Scientists at the University of Brighton have moved a step closer to understanding the underlying cause of age-related hearing loss which affects 11 million people in the UK.
Hearing loss is believed to originate in non-sensory cells in the cochlea, the auditory portion of the inner ear containing the organ which produces nerve impulses in response to sound.
The cells are coupled together by ‘gap junctions’ which are formed of two proteins called connexin 26 and connexin 30. It is mutations or failures in these proteins that cause most cases of hearing loss.
However, experiments by our Sensory Neuroscience Research Group have shown that one particular mutation in the connexion 30 protein actually prevents deafness to high-frequency sound.
Professor Ian Russell, Professor of Neurobiology here at university and a member of the group, said: “This was a great surprise: The mutation should have impaired the function of the cochlea, not aided it.”
He said: “Other members of the research team are now making direct measurements from these supporting cells to understand how the mutation changes the properties of the gap junctions.

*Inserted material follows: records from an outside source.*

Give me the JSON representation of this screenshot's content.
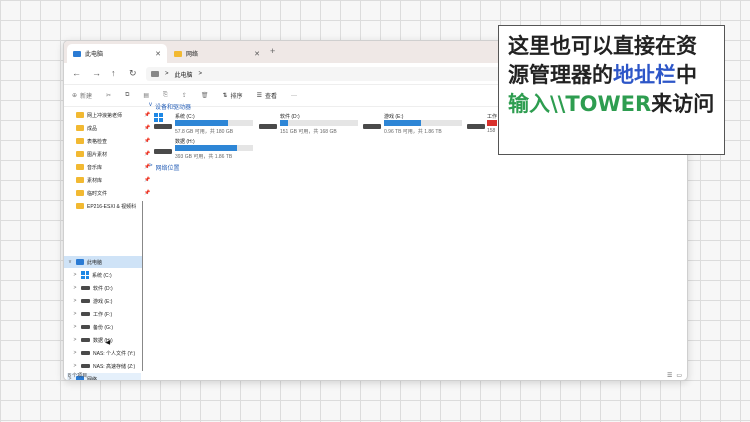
{
  "tabs": [
    {
      "label": "此电脑",
      "active": true
    },
    {
      "label": "网络",
      "active": false
    }
  ],
  "breadcrumb": {
    "root": "此电脑",
    "sep": ">"
  },
  "toolbar": {
    "new": "新建",
    "sort": "排序",
    "view": "查看",
    "more": "···"
  },
  "sidebar": {
    "pinned": [
      "网上冲浪第老师",
      "成品",
      "表格检查",
      "图片素材",
      "音乐库",
      "素材库",
      "临时文件",
      "EP216-ESXI & 视频科"
    ],
    "this_pc": "此电脑",
    "drives": [
      "系统 (C:)",
      "软件 (D:)",
      "游戏 (E:)",
      "工作 (F:)",
      "备份 (G:)",
      "数据 (H:)",
      "NAS: 个人文件 (Y:)",
      "NAS: 高速存储 (Z:)"
    ],
    "network": "网络"
  },
  "content": {
    "drives_header": "设备和驱动器",
    "network_header": "网络位置",
    "drives": [
      {
        "name": "系统 (C:)",
        "status": "57.8 GB 可用，共 180 GB",
        "fill": 0.68,
        "color": "#2e86d6"
      },
      {
        "name": "软件 (D:)",
        "status": "151 GB 可用，共 168 GB",
        "fill": 0.1,
        "color": "#2e86d6"
      },
      {
        "name": "游戏 (E:)",
        "status": "0.96 TB 可用，共 1.86 TB",
        "fill": 0.48,
        "color": "#2e86d6"
      },
      {
        "name": "工作",
        "status": "158",
        "fill": 0.95,
        "color": "#d9302c"
      },
      {
        "name": "数据 (H:)",
        "status": "393 GB 可用，共 1.86 TB",
        "fill": 0.79,
        "color": "#2e86d6"
      }
    ]
  },
  "status_bar": "8 个项目",
  "callout": {
    "part1": "这里也可以直接在资源管理器的",
    "highlight1": "地址栏",
    "part2": "中",
    "highlight2": "输入\\\\TOWER",
    "part3": "来访问"
  }
}
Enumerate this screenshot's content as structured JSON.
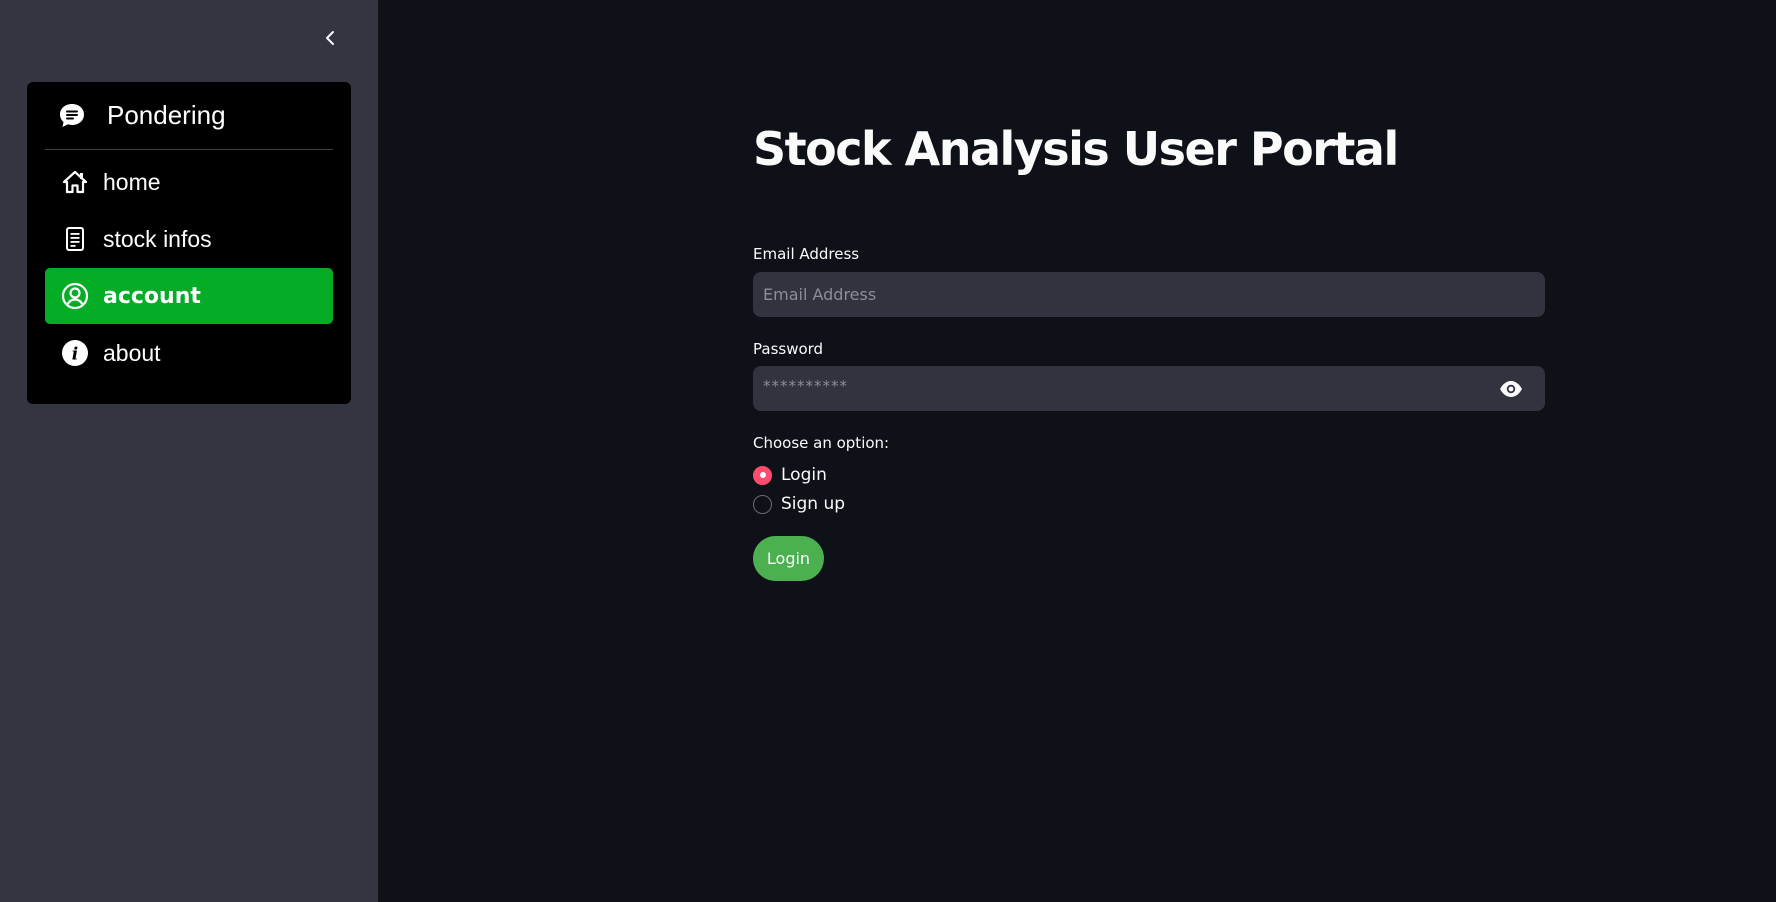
{
  "sidebar": {
    "collapse_icon": "chevron-left-icon",
    "menu": {
      "title": "Pondering",
      "title_icon": "chat-bubble-icon",
      "items": [
        {
          "label": "home",
          "icon": "house-icon",
          "active": false
        },
        {
          "label": "stock infos",
          "icon": "document-icon",
          "active": false
        },
        {
          "label": "account",
          "icon": "person-circle-icon",
          "active": true
        },
        {
          "label": "about",
          "icon": "info-circle-icon",
          "active": false
        }
      ],
      "active_color": "#05ad26"
    }
  },
  "main": {
    "title": "Stock Analysis User Portal",
    "email": {
      "label": "Email Address",
      "placeholder": "Email Address",
      "value": ""
    },
    "password": {
      "label": "Password",
      "masked_value": "**********",
      "toggle_icon": "eye-icon"
    },
    "option": {
      "label": "Choose an option:",
      "choices": [
        "Login",
        "Sign up"
      ],
      "selected": "Login"
    },
    "submit_label": "Login",
    "colors": {
      "background": "#0e1117",
      "sidebar": "#333541",
      "radio_accent": "#ff4b6e",
      "button": "#4caf50"
    }
  }
}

They should obtain measurements that will enable us to understand how the mutation alters the electrical and mechanical properties of the cochlea and eventually lead to our understanding how sensitivity is preserved in a cochlea that would otherwise be decimated by age-related-hearing-loss.”
The Sensory Neuroscience Research Group’s findings were published on 21 February in Nature Communication. Continue reading